What happens when an employee discovers a shared "destiny" with the organization he or she works for? A tremendous amount, according to business leaders who participated in this year's Edelman Change Summit, "The Radically Engaged Business: Creating a Culture Energized through Citizenship." The Summit, hosted by Edelman in partnership with CECP, addressed the critical need for strategic employee engagement for organizational health and success.
Executives from fourteen leading organizations joined us for the full-day Summit, ranging from keynote speaker, Doug Conant, the recently retired CEO of Campbell Soup Company, to leading executives from Avon, Starbucks, Vale, Western Union, IBM, Toyota, Time Warner Cable, Macy's, Deloitte, UNICEF, American Express, PepsiCo and PwC. These companies demonstrate exceptional leadership in employee engagement and represent a variety of industries and approaches: B2B, B2C, professional services and an NGO, with employee headcounts from 7,000 to over 400,000.
For over 30 years I've witnessed the power of purpose and citizenship to galvanize and ignite employees' commitment to their companies.

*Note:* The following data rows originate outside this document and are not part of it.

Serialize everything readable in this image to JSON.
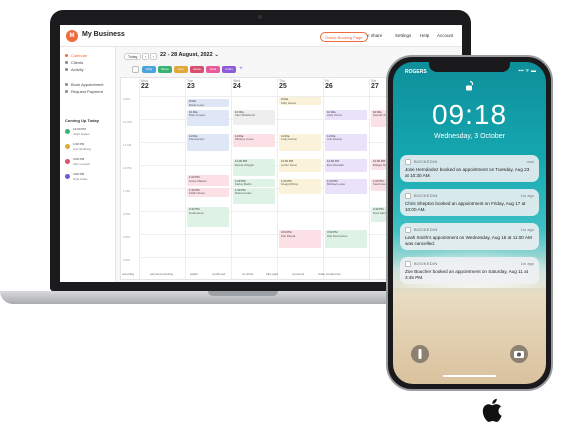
{
  "app": {
    "business_name": "My Business",
    "logo_letter": "M",
    "book_button": "Online Booking Page",
    "share_label": "< share",
    "header_links": [
      "Settings",
      "Help",
      "Account"
    ]
  },
  "sidebar": {
    "items": [
      {
        "label": "Calendar",
        "active": true
      },
      {
        "label": "Clients",
        "active": false
      },
      {
        "label": "Activity",
        "active": false
      },
      {
        "label": "Book Appointment",
        "active": false
      },
      {
        "label": "Request Payment",
        "active": false
      }
    ],
    "coming_title": "Coming Up Today",
    "coming_up": [
      {
        "time": "12:00 PM",
        "name": "Juliet Hodes",
        "color": "#3bb273"
      },
      {
        "time": "1:00 PM",
        "name": "Ann Shelberg",
        "color": "#e0a93a"
      },
      {
        "time": "3:00 PM",
        "name": "Alex Loewen",
        "color": "#d94f70"
      },
      {
        "time": "4:00 PM",
        "name": "Nina Caley",
        "color": "#6b5bd8"
      }
    ],
    "brand": "bookedin"
  },
  "toolbar": {
    "today": "Today",
    "prev": "‹",
    "next": "›",
    "date_range": "22 - 28 August, 2022 ⌄"
  },
  "staff_chips": [
    {
      "label": "Kelly",
      "color": "#4aa3df"
    },
    {
      "label": "Steve",
      "color": "#3bb273"
    },
    {
      "label": "Eve",
      "color": "#e0a93a"
    },
    {
      "label": "Jamie",
      "color": "#d94f70"
    },
    {
      "label": "Gina",
      "color": "#e85a9a"
    },
    {
      "label": "Andre",
      "color": "#8e5bd8"
    }
  ],
  "calendar": {
    "days": [
      {
        "name": "Mon",
        "date": "22"
      },
      {
        "name": "Tue",
        "date": "23"
      },
      {
        "name": "Wed",
        "date": "24"
      },
      {
        "name": "Thu",
        "date": "25"
      },
      {
        "name": "Fri",
        "date": "26"
      },
      {
        "name": "Sat",
        "date": "27"
      }
    ],
    "times": [
      "9 AM",
      "10 AM",
      "11 AM",
      "12 PM",
      "1 PM",
      "2 PM",
      "3 PM",
      "4 PM"
    ],
    "events": [
      {
        "day": 1,
        "slot": 0.1,
        "len": 0.35,
        "time": "9:00a",
        "name": "Maria Lopez",
        "color": "#dfe7f7"
      },
      {
        "day": 1,
        "slot": 0.55,
        "len": 0.75,
        "time": "10:00a",
        "name": "Brian Cooper",
        "color": "#dfe7f7"
      },
      {
        "day": 1,
        "slot": 1.6,
        "len": 0.8,
        "time": "11:00a",
        "name": "Paul Hendry",
        "color": "#dfe7f7"
      },
      {
        "day": 1,
        "slot": 3.4,
        "len": 0.5,
        "time": "1:00 PM",
        "name": "Grace Watson",
        "color": "#fbe1e6"
      },
      {
        "day": 1,
        "slot": 3.95,
        "len": 0.45,
        "time": "1:30 PM",
        "name": "Kaitlin Street",
        "color": "#fbe1e6"
      },
      {
        "day": 1,
        "slot": 4.8,
        "len": 0.9,
        "time": "2:30 PM",
        "name": "Linda Hood",
        "color": "#dff2e6"
      },
      {
        "day": 2,
        "slot": 0.55,
        "len": 0.7,
        "time": "10:00a",
        "name": "Sam Whitehurst",
        "color": "#eeeeee"
      },
      {
        "day": 2,
        "slot": 1.6,
        "len": 0.6,
        "time": "11:00a",
        "name": "Whitney Jones",
        "color": "#fbe1e6"
      },
      {
        "day": 2,
        "slot": 2.7,
        "len": 0.8,
        "time": "12:00 PM",
        "name": "Dennis Morgan",
        "color": "#dff2e6"
      },
      {
        "day": 2,
        "slot": 3.55,
        "len": 0.35,
        "time": "1:00 PM",
        "name": "Carlos Martin",
        "color": "#dff2e6"
      },
      {
        "day": 2,
        "slot": 3.95,
        "len": 0.75,
        "time": "1:30 PM",
        "name": "Debra Hooke",
        "color": "#dff2e6"
      },
      {
        "day": 3,
        "slot": 0.0,
        "len": 0.35,
        "time": "9:00a",
        "name": "Kelly James",
        "color": "#fbf3d9"
      },
      {
        "day": 3,
        "slot": 1.6,
        "len": 0.8,
        "time": "11:00a",
        "name": "Cody Garcia",
        "color": "#fbf3d9"
      },
      {
        "day": 3,
        "slot": 2.7,
        "len": 0.6,
        "time": "12:00 PM",
        "name": "Luther Stone",
        "color": "#fbf3d9"
      },
      {
        "day": 3,
        "slot": 3.55,
        "len": 0.7,
        "time": "1:00 PM",
        "name": "Gregg McKay",
        "color": "#fbf3d9"
      },
      {
        "day": 3,
        "slot": 5.8,
        "len": 0.8,
        "time": "3:00 PM",
        "name": "Kari Pascal",
        "color": "#fbe1e6"
      },
      {
        "day": 4,
        "slot": 0.55,
        "len": 0.5,
        "time": "10:00a",
        "name": "Holly Vincet",
        "color": "#eae2fa"
      },
      {
        "day": 4,
        "slot": 1.6,
        "len": 0.8,
        "time": "11:00a",
        "name": "Ana Weston",
        "color": "#eae2fa"
      },
      {
        "day": 4,
        "slot": 2.7,
        "len": 0.6,
        "time": "12:00 PM",
        "name": "Eva Chandler",
        "color": "#eae2fa"
      },
      {
        "day": 4,
        "slot": 3.55,
        "len": 0.7,
        "time": "1:00 PM",
        "name": "Michael Lucas",
        "color": "#eae2fa"
      },
      {
        "day": 4,
        "slot": 5.8,
        "len": 0.8,
        "time": "3:00 PM",
        "name": "Rob Summerton",
        "color": "#dff2e6"
      },
      {
        "day": 5,
        "slot": 0.55,
        "len": 0.8,
        "time": "10:00a",
        "name": "Hannah Foy",
        "color": "#fbe1e6"
      },
      {
        "day": 5,
        "slot": 2.7,
        "len": 0.5,
        "time": "12:00 PM",
        "name": "Bridget Stone",
        "color": "#fbe1e6"
      },
      {
        "day": 5,
        "slot": 3.55,
        "len": 0.6,
        "time": "1:00 PM",
        "name": "Sarah Avery",
        "color": "#fbe1e6"
      },
      {
        "day": 5,
        "slot": 4.8,
        "len": 0.7,
        "time": "2:30 PM",
        "name": "Nora Helms",
        "color": "#dff2e6"
      }
    ]
  },
  "legend": [
    "recurring",
    "payment pending",
    "public",
    "confirmed",
    "no show",
    "fully paid",
    "comment",
    "video conference"
  ],
  "phone": {
    "carrier": "ROGERS",
    "status": "▪▪▪ ᯤ ▬",
    "clock": "09:18",
    "date": "Wednesday, 3 October",
    "notifications": [
      {
        "app": "BOOKEDIN",
        "time": "now",
        "body": "Jose Hernández booked an appointment on Tuesday, Aug 23 at 10:30 AM."
      },
      {
        "app": "BOOKEDIN",
        "time": "1m ago",
        "body": "Chris Shepton booked an appointment on Friday, Aug 17 at 10:00 AM."
      },
      {
        "app": "BOOKEDIN",
        "time": "1m ago",
        "body": "Leah Smith's appointment on Wednesday, Aug 15 at 11:00 AM was cancelled."
      },
      {
        "app": "BOOKEDIN",
        "time": "1m ago",
        "body": "Zoe Boucher booked an appointment on Saturday, Aug 11 at 3:45 PM."
      }
    ]
  },
  "colors": {
    "accent": "#f06a3c",
    "laptop_bezel": "#1b1b1d"
  }
}
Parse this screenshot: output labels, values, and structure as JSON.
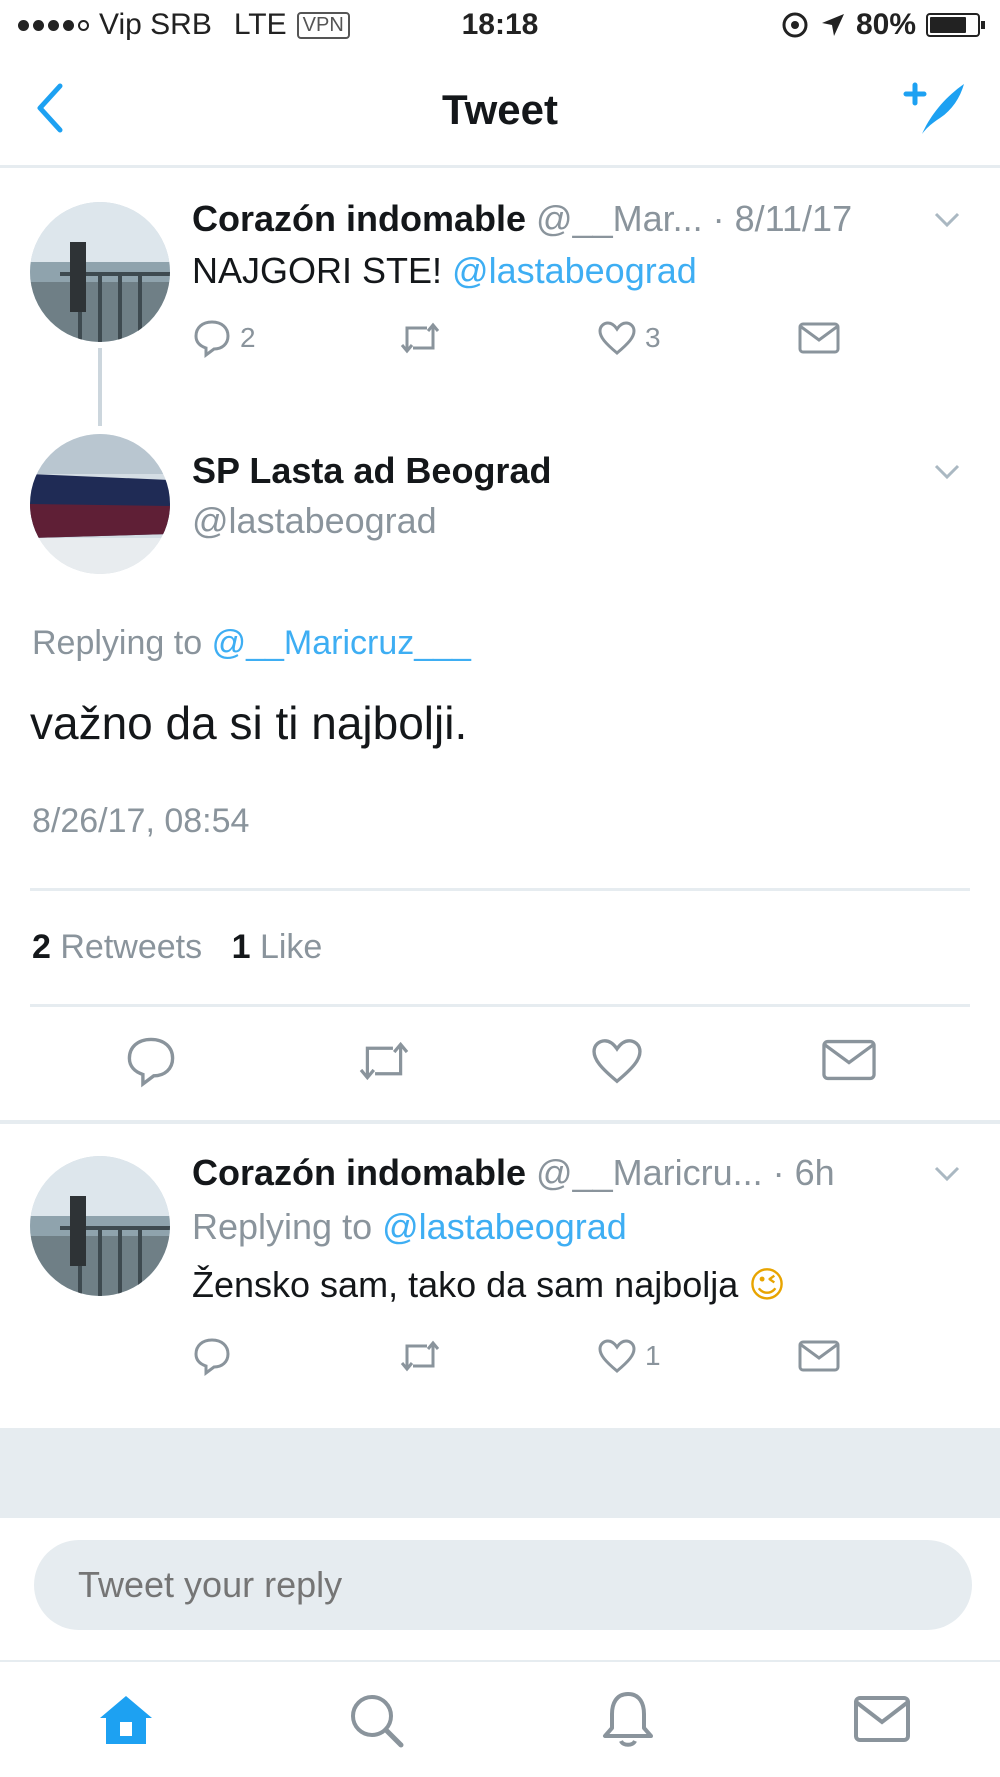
{
  "status_bar": {
    "carrier": "Vip SRB",
    "network": "LTE",
    "vpn": "VPN",
    "time": "18:18",
    "battery": "80%",
    "battery_level": 0.8
  },
  "nav": {
    "title": "Tweet"
  },
  "parent_tweet": {
    "display_name": "Corazón indomable",
    "handle": "@__Mar...",
    "date": "· 8/11/17",
    "text": "NAJGORI STE!",
    "mention": "@lastabeograd",
    "replies": "2",
    "likes": "3"
  },
  "main_tweet": {
    "display_name": "SP Lasta ad Beograd",
    "handle": "@lastabeograd",
    "replying_label": "Replying to",
    "replying_to": "@__Maricruz___",
    "text": "važno da si ti najbolji.",
    "timestamp": "8/26/17, 08:54",
    "retweet_count": "2",
    "retweet_label": "Retweets",
    "like_count": "1",
    "like_label": "Like"
  },
  "reply_tweet": {
    "display_name": "Corazón indomable",
    "handle": "@__Maricru...",
    "time": "· 6h",
    "replying_label": "Replying to",
    "replying_to": "@lastabeograd",
    "text": "Žensko sam, tako da sam najbolja",
    "emoji": "😉",
    "likes": "1"
  },
  "reply_input": {
    "placeholder": "Tweet your reply"
  },
  "colors": {
    "accent": "#1da1f2",
    "muted": "#8a949c",
    "divider": "#e6ecf0"
  },
  "tab_bar": {
    "icons": [
      "home-icon",
      "search-icon",
      "notifications-icon",
      "messages-icon"
    ]
  }
}
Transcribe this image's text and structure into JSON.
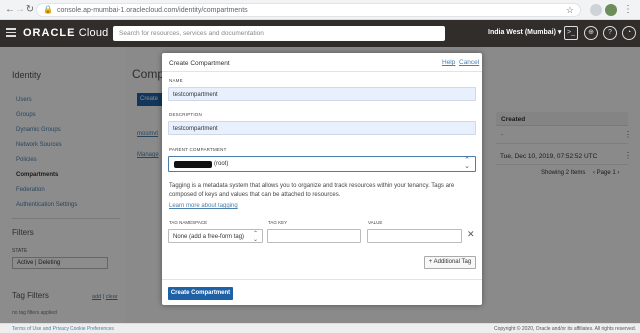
{
  "browser": {
    "url": "console.ap-mumbai-1.oraclecloud.com/identity/compartments"
  },
  "header": {
    "brand_prefix": "ORACLE",
    "brand_suffix": " Cloud",
    "search_placeholder": "Search for resources, services and documentation",
    "region": "India West (Mumbai)"
  },
  "sidebar": {
    "title": "Identity",
    "items": [
      {
        "label": "Users"
      },
      {
        "label": "Groups"
      },
      {
        "label": "Dynamic Groups"
      },
      {
        "label": "Network Sources"
      },
      {
        "label": "Policies"
      },
      {
        "label": "Compartments",
        "active": true
      },
      {
        "label": "Federation"
      },
      {
        "label": "Authentication Settings"
      }
    ],
    "filters_title": "Filters",
    "state_label": "STATE",
    "state_value": "Active | Deleting",
    "tag_filters_title": "Tag Filters",
    "tag_add": "add",
    "tag_sep": " | ",
    "tag_clear": "clear",
    "no_tags": "no tag filters applied"
  },
  "main": {
    "title": "Comp",
    "create_button": "Create",
    "row1_name": "mosmvt",
    "row2_name": "Manage",
    "created_header": "Created",
    "row1_created": "-",
    "row2_created": "Tue, Dec 10, 2019, 07:52:52 UTC",
    "showing": "Showing 2 Items",
    "page": "Page 1"
  },
  "modal": {
    "title": "Create Compartment",
    "help": "Help",
    "cancel": "Cancel",
    "name_label": "NAME",
    "name_value": "testcompartment",
    "description_label": "DESCRIPTION",
    "description_value": "testcompartment",
    "parent_label": "PARENT COMPARTMENT",
    "parent_suffix": "(root)",
    "tagging_text": "Tagging is a metadata system that allows you to organize and track resources within your tenancy. Tags are composed of keys and values that can be attached to resources.",
    "learn_more": "Learn more about tagging",
    "tag_namespace_label": "TAG NAMESPACE",
    "tag_key_label": "TAG KEY",
    "value_label": "VALUE",
    "namespace_value": "None (add a free-form tag)",
    "add_tag": "+ Additional Tag",
    "create_button": "Create Compartment"
  },
  "footer": {
    "terms": "Terms of Use and Privacy",
    "cookies": "Cookie Preferences",
    "copyright": "Copyright © 2020, Oracle and/or its affiliates. All rights reserved."
  }
}
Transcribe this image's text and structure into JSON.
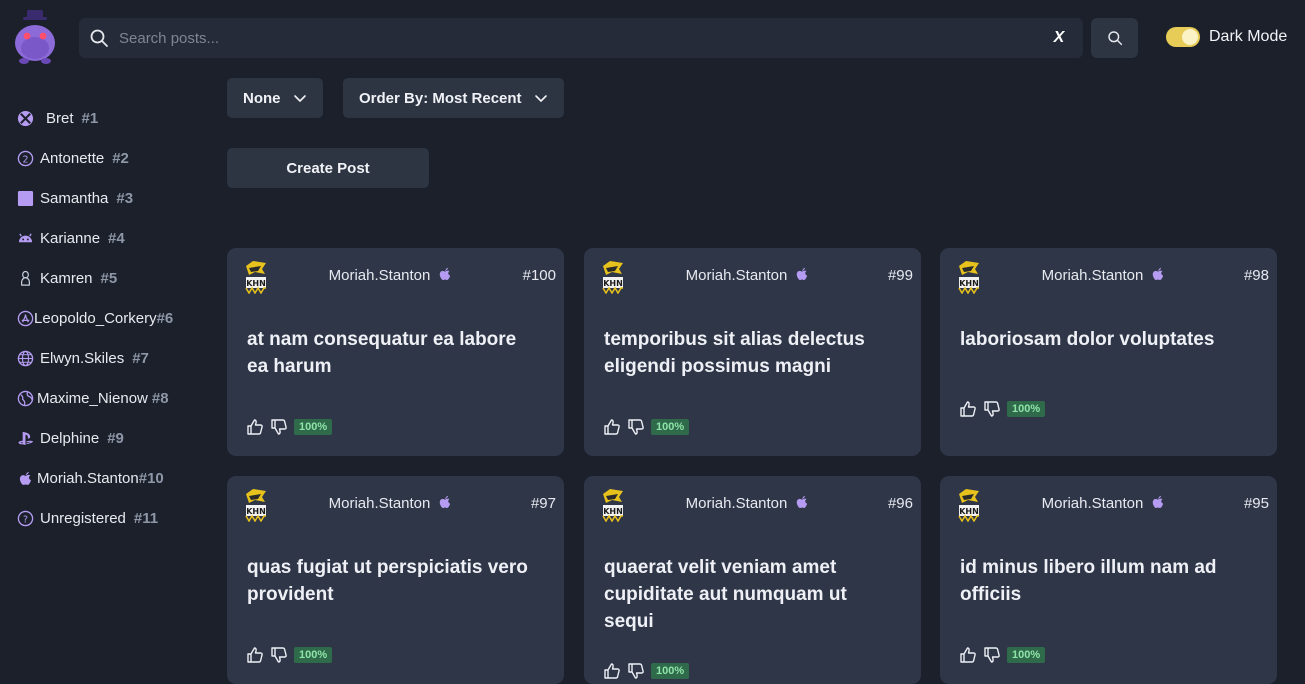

When employees discover the connection between what they do and what a company stands for, "magic" happens; they become more thoroughly engaged, motivated, productive, innovative, loyal and committed.
And the payoffs aren't just soft. According to Gallup, engaged organizations have a 3.9x higher earnings per share growth than organizations with lower engagement scores in the same industry. Employees who are most committed to their organization put in 57% more effort and 87% are less likely to leave than employees who felt disengaged, according to a 2010 study by BusinessWeek's Corporate Executive Board.
Employees are powerful engines of organizational success; engaging with them is absolutely critical in our hyper competitive, 24/7, globalized economy. The most committed employees share a destiny with their employers, and the most successful organizations today execute against a higher "Purpose" than just making money:
• IBM believes in creating a Smarter Planet, not just systems, solutions and software.
• Western Union fosters global economic development for the unbanked, beyond just transferring money around the globe to almost every country.
• Vale, Forbes' 4th fastest growing Fortune 500, transforms mineral resources into prosperity and sustainable development through a deep understanding of the critical relationships necessary to succeed in local communities.
• UNICEF believes in Zero, helping to lower the preventable daily deaths of 21,000 children and doing whatever it takes to save the life of a child, instead of just asking for a donation.
And these are just a few examples of the organizations that leading the way in engaging their workforce through Purpose. Employee commitment runs deep at those companies that stand for something beyond just making a profit.
A few key elements to keep front of mind when building or enhancing your own initiative:
• Lead: The most powerful programs are "leader-led", as said by Doug Conant. "You have to show up, walk the talk and get engaged first, before you can ask your employees to commit," said the former CEO of Campbell's.
• Construct: Start with program depth, not scale.
• Customize: Great initiatives must be customized for local execution.
• Collaborate: Sophisticated companies are learning from continual sharing, not only internally, but also with competitors, recognizing that each organization's program is uniquely constructed and executed and may offer valuable lessons for others.
• Measure: That which gets measured gets done. Build campaign participation into performance reviews.
• Narrate: Storytelling is key to build emotion and engagement. Our presenters agreed that in order to have a program truly breakthrough, you must "dial up the stories." "They do this by creating local market content, including blogs, videos and a robust social media presence, as well as arming their employee base with the knowledge and key messages to consistently share the story of the organization's Purpose.
• Evolve: Constantly evolve program elements to stay relevant. Avon added domestic violence as a core global issue alongside their comprehensive Avon Breast Cancer Crusade, each in over 50 countries.
Purpose is no longer a nice-to-do. It is a must-do in creating and retaining an energized workforce and culture that will truly stand the test of time.
Disclaimer: Vale and Western Union are Edelman clients.